Read this on Justin Taylor's blog today and just loved this description from an unknown author of early Christians. What a joy to read but sad as well for I had to ask if a non-christian historian of our day could say the same thing of us.
Read the whole article below and thanks to Justin for posting this:
From the unknown author of The Epistle to Diognetus, Chapter
5, written perhaps between 117 and 225 AD, capturing the paradoxical nature of
Christian identity and practice:
For Christians are not
distinguished from the rest of humanity by country, language, or custom.
For nowhere do they live in
cities of their own, nor do they speak some unusual dialect, nor do they
practice an eccentric way of life.
This teaching of theirs has
not been discovered by the thought and reflection of ingenious people, nor do
they promote any human doctrine, as some do.
But while they live in both
Greek and barbarian cities, as each one’s lot was cast, and follow the local
customs in dress and food and other aspects of life, at the same time they

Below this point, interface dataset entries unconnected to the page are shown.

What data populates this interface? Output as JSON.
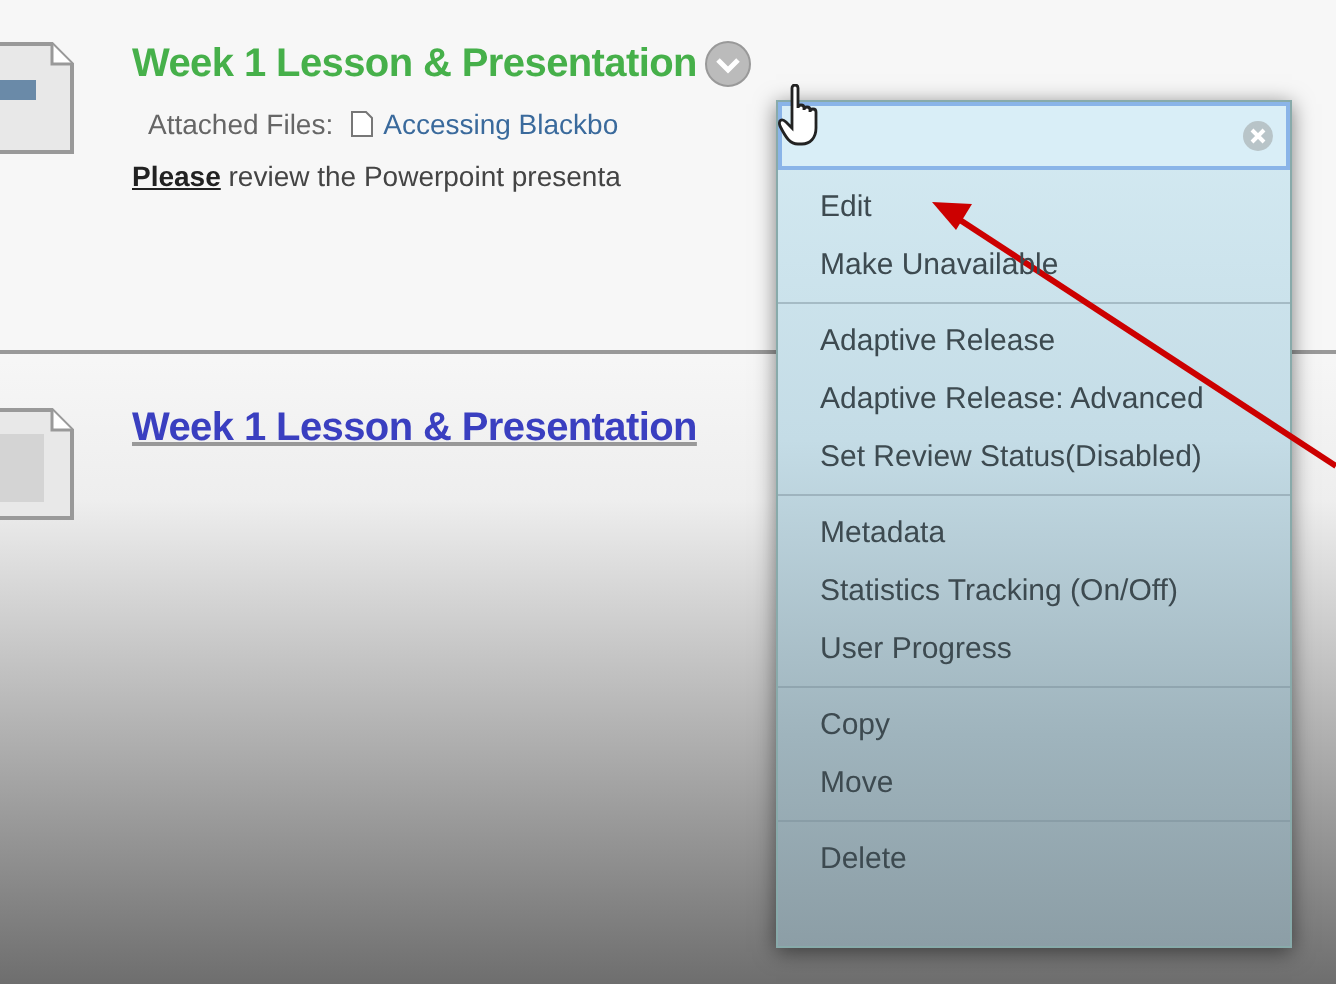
{
  "content_items": [
    {
      "title": "Week 1 Lesson & Presentation",
      "hovered": true,
      "attached_label": "Attached Files:",
      "attached_file": "Accessing Blackbo",
      "description": "**Please** review the Powerpoint presenta"
    },
    {
      "title": "Week 1 Lesson & Presentation",
      "hovered": false
    }
  ],
  "context_menu": {
    "groups": [
      [
        "Edit",
        "Make Unavailable"
      ],
      [
        "Adaptive Release",
        "Adaptive Release: Advanced",
        "Set Review Status(Disabled)"
      ],
      [
        "Metadata",
        "Statistics Tracking (On/Off)",
        "User Progress"
      ],
      [
        "Copy",
        "Move"
      ],
      [
        "Delete"
      ]
    ]
  }
}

demonstrate the remarkable and admittedly unusual character of their own
They live in their own
countries, but only as nonresidents; they participate in everything as
citizens, and endure everything as foreigners.
Every foreign country is
their fatherland, and every fatherland is foreign.
They marry like everyone
else, and have children, but they do not expose their offspring [to kill them].
They share their food but
not their wives.
They are in the flesh, but
they do not live according to the flesh.
They live on earth, but
their citizenship is in heaven.
They obey the established
laws; indeed in their private lives they transcend the laws.
They love everyone, and by
everyone they are persecuted.
They are unknown, yet they
are condemned; they are put to death, yet they are brought to life.
They are poor, yet they
make many rich; they are in need of everything, yet they abound in everything.
They are dishonored, yet
they are glorified in their dishonor; they are slandered, yet they are
They are cursed, yet they
bless; they are insulted, yet they offer respect.
When they do good, they are
punished as evildoers; when they are punished, they rejoice as though brought
the Jews they are assaulted as foreigners, and by the Greeks they are
persecuted, yet those who hate them are unable to give a reason for their